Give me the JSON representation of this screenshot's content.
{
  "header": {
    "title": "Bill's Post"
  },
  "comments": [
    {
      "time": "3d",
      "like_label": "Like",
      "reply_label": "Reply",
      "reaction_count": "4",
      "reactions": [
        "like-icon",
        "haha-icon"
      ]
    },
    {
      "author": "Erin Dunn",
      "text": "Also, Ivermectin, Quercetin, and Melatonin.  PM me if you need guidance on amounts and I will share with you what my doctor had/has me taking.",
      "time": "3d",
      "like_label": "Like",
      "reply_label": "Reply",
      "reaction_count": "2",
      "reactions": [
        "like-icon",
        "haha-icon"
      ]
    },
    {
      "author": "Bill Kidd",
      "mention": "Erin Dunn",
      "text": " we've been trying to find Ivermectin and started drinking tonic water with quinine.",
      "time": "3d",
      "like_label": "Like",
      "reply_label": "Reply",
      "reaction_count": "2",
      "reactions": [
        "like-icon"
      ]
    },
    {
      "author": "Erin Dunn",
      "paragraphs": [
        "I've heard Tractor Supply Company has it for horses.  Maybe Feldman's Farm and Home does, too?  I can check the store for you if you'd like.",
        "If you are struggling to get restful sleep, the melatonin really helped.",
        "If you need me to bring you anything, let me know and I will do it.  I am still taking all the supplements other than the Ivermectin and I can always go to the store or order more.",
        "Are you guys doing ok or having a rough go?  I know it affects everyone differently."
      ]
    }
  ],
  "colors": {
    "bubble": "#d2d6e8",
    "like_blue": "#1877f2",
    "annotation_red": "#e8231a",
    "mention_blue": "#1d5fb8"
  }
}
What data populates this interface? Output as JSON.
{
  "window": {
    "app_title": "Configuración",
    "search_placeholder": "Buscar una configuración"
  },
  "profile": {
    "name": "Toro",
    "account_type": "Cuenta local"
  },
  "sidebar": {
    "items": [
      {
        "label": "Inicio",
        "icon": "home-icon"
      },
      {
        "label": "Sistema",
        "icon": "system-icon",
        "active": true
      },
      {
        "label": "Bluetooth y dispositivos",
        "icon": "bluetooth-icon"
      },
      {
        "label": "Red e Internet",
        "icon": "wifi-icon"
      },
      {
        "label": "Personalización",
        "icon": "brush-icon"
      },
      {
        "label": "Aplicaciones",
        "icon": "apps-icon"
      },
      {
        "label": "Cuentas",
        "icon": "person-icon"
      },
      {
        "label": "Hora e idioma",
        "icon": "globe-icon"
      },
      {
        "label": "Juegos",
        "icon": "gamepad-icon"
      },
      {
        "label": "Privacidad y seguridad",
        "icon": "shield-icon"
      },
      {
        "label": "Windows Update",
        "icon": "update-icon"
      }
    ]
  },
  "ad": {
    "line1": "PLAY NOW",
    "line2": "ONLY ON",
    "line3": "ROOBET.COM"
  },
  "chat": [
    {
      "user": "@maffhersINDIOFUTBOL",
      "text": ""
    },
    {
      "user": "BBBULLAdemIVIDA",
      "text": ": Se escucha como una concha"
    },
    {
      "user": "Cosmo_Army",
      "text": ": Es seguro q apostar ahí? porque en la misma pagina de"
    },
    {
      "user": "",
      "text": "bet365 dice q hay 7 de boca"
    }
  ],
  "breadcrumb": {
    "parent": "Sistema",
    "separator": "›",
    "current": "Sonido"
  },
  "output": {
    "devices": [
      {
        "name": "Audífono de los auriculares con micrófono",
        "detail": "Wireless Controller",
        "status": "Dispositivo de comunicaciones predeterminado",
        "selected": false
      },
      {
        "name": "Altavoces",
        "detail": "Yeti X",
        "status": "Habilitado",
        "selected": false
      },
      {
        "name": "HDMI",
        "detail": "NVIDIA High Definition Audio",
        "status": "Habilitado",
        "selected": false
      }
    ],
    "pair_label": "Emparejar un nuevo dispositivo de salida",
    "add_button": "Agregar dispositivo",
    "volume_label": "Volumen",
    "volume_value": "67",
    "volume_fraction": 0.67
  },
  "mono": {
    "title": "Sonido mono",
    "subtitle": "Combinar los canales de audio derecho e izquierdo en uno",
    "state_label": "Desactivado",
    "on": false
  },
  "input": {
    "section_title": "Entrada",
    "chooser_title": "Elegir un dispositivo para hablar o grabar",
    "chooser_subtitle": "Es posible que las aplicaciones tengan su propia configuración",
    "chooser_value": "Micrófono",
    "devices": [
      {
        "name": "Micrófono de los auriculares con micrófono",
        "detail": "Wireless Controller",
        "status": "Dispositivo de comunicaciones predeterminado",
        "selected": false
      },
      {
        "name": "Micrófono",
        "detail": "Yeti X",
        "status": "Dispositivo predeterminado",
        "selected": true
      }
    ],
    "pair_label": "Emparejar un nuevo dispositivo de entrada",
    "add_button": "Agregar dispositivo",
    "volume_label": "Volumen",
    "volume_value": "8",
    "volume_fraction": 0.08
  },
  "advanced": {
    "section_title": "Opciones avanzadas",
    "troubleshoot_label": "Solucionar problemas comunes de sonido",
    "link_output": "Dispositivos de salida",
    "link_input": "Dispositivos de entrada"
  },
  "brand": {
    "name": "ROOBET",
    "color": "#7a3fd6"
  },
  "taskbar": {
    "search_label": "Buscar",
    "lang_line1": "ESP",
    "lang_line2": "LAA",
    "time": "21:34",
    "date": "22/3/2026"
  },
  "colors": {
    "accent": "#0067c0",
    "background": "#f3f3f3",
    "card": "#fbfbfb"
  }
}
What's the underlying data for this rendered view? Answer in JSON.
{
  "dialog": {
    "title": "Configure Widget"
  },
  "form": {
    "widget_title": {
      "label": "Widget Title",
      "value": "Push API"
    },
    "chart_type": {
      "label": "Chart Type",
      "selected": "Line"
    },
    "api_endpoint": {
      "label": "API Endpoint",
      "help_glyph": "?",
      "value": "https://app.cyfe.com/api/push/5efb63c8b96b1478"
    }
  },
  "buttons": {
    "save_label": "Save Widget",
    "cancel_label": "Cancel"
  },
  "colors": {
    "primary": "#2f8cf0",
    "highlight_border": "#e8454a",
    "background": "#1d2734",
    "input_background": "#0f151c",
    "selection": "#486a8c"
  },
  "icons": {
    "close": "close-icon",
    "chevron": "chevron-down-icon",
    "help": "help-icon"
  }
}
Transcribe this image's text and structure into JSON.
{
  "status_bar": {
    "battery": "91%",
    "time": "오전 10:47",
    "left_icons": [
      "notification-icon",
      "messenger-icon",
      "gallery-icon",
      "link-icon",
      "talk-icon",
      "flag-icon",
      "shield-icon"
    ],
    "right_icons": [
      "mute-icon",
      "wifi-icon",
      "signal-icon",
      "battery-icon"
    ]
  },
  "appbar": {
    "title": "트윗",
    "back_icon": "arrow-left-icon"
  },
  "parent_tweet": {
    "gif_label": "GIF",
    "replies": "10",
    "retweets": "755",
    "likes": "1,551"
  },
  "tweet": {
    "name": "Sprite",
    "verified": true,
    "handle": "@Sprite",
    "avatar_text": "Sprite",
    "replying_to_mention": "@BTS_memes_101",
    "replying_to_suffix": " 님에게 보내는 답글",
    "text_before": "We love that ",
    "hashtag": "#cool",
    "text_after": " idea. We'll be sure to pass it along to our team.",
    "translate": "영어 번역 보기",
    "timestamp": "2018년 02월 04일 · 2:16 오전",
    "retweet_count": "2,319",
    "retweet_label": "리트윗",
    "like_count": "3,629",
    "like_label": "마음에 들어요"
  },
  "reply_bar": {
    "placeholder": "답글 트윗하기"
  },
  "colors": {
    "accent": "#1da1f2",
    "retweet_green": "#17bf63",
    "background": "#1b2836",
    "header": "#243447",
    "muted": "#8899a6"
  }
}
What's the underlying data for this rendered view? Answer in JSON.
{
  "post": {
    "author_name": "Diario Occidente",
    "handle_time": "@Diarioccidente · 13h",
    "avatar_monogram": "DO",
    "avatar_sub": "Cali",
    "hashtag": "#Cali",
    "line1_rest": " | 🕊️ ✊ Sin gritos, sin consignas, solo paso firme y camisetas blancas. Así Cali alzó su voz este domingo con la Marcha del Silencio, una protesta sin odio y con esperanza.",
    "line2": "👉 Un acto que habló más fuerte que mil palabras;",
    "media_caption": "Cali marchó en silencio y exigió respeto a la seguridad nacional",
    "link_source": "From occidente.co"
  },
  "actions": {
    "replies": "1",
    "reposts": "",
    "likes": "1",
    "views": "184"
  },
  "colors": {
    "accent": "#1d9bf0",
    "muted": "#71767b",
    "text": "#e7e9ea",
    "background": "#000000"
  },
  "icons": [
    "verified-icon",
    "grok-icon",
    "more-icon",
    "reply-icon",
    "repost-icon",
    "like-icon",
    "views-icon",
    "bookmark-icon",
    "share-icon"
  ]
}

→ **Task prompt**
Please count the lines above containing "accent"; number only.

→ **Your solution**
3